[OPE-L:7195] [OPE-L:713] Re: Re: Market Values and Market Prices

Rakesh Bhandari (bhandari@phoenix.Princeton.EDU)
Sat, 20 Mar 1999 12:52:07 -0500 (EST)

John, one of the problems I had with the passage is Marx's argument that a
slower depreciation of machinery implies that "the fixed constant capital
are increased as against the variable." I tried to figure out how he could
come to this apparent conclusion.

You also ask:

>1. What is "antiquated" fixed capital?

Antiquated fixed capital would a machine the continuing use of which to
produce a given level of output requires more labor than the labor required
to construct and operate a new machine to produce the same level of output.

The new machine may not be assimilated due to an insufficiency of surplus
value or due to fact that since capital only pays for labor power, not
direct labor time as a whole, the saving in direct labor enabled by the new
machine is not sufficiently profitable for capital to assimilate.

This is part of Marx's theory of how capitalism comes to fetter the
development of the productive forces.

>3. To argue against Brenner, you introduce the notion of an increase in the
>labor force in Dept. 1 and a consequent increase in the mass of surplus value.
>But does not the very process Brenner suggests shorten the lifetime of fixed
>capital? Moral depreciation, in his scenario, is increases. With that
>increase there is the possibility that the introduction of new techniques
>becomes foolhardy in the eyes of the capitalist.

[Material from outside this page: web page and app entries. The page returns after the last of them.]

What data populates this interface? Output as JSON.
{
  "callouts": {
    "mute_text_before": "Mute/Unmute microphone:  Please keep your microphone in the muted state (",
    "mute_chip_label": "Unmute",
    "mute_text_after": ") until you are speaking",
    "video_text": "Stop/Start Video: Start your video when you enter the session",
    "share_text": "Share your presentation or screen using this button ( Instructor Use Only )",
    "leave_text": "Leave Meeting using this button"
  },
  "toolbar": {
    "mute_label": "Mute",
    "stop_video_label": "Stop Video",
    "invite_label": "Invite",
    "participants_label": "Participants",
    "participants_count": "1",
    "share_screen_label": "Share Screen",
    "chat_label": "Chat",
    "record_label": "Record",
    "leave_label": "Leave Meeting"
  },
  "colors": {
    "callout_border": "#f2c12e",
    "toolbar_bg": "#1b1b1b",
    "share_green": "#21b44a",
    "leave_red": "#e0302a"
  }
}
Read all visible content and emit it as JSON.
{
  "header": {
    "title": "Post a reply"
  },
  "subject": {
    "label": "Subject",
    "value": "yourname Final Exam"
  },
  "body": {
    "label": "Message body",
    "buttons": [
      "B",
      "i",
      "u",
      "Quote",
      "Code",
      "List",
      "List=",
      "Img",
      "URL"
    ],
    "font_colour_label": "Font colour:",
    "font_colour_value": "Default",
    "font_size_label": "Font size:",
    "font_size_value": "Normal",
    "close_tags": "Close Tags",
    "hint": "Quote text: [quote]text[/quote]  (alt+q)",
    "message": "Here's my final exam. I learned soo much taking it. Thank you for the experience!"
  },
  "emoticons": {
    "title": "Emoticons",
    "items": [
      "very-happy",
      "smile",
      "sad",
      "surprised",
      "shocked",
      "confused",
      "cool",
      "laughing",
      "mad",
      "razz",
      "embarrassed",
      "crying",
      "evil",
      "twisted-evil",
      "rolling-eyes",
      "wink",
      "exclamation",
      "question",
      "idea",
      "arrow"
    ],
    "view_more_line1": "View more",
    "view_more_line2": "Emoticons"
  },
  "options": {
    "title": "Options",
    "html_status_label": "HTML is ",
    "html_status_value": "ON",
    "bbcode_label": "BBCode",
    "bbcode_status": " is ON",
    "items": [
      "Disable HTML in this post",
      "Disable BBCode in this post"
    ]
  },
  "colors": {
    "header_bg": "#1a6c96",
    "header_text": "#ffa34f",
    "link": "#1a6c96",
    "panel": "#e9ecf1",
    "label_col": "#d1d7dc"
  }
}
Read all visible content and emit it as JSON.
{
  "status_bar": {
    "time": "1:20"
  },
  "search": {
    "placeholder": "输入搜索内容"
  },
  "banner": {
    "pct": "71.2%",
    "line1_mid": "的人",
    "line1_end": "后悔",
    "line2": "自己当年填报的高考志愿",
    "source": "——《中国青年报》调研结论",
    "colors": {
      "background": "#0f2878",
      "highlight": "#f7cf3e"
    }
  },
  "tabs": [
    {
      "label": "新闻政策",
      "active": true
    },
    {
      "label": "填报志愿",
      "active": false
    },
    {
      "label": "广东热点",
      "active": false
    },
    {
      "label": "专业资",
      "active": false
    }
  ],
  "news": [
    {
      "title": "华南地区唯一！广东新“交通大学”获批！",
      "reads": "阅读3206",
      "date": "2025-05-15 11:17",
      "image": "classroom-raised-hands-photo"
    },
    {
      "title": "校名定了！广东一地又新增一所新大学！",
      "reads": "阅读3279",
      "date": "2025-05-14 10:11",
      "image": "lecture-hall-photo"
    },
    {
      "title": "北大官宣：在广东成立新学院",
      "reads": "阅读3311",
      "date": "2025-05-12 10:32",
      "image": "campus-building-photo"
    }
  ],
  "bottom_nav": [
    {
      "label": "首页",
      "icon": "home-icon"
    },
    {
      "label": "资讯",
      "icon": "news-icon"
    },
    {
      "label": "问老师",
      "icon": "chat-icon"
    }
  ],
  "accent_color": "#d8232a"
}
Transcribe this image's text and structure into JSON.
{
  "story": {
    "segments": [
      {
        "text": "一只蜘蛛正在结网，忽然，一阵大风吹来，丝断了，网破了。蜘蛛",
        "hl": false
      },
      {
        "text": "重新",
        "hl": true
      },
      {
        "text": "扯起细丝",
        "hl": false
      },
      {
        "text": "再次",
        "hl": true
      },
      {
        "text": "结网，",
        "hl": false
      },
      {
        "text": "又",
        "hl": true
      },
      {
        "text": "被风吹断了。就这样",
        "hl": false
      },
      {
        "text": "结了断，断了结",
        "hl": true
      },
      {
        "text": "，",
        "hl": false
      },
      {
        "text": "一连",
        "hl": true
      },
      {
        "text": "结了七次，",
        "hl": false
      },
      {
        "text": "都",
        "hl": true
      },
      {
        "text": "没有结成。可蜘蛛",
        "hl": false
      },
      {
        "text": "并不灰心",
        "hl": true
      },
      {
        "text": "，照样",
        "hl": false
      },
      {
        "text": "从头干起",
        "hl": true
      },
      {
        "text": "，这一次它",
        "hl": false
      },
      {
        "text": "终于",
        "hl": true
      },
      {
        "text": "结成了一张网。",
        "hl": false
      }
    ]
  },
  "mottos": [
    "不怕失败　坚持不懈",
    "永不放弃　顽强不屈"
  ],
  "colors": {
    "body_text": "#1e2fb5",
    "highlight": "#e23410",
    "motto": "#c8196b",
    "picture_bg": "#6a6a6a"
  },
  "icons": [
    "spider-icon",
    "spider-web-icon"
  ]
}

I don't think it is that simple. To the loss from the moral depreciation or
technogical obsolence of old machines, you must add the surplus value
gained from the addition of labor in dept to produce those new machines
with the means of production already available there. Marx seems to derive
falling profitability more from the inability of dept I to continue to
absorb labor due to the slower turnover of fixed capital than from the
losses on old machines once new ones are introduced. Again, I think this
passage raises several problems

Yours, Rakesh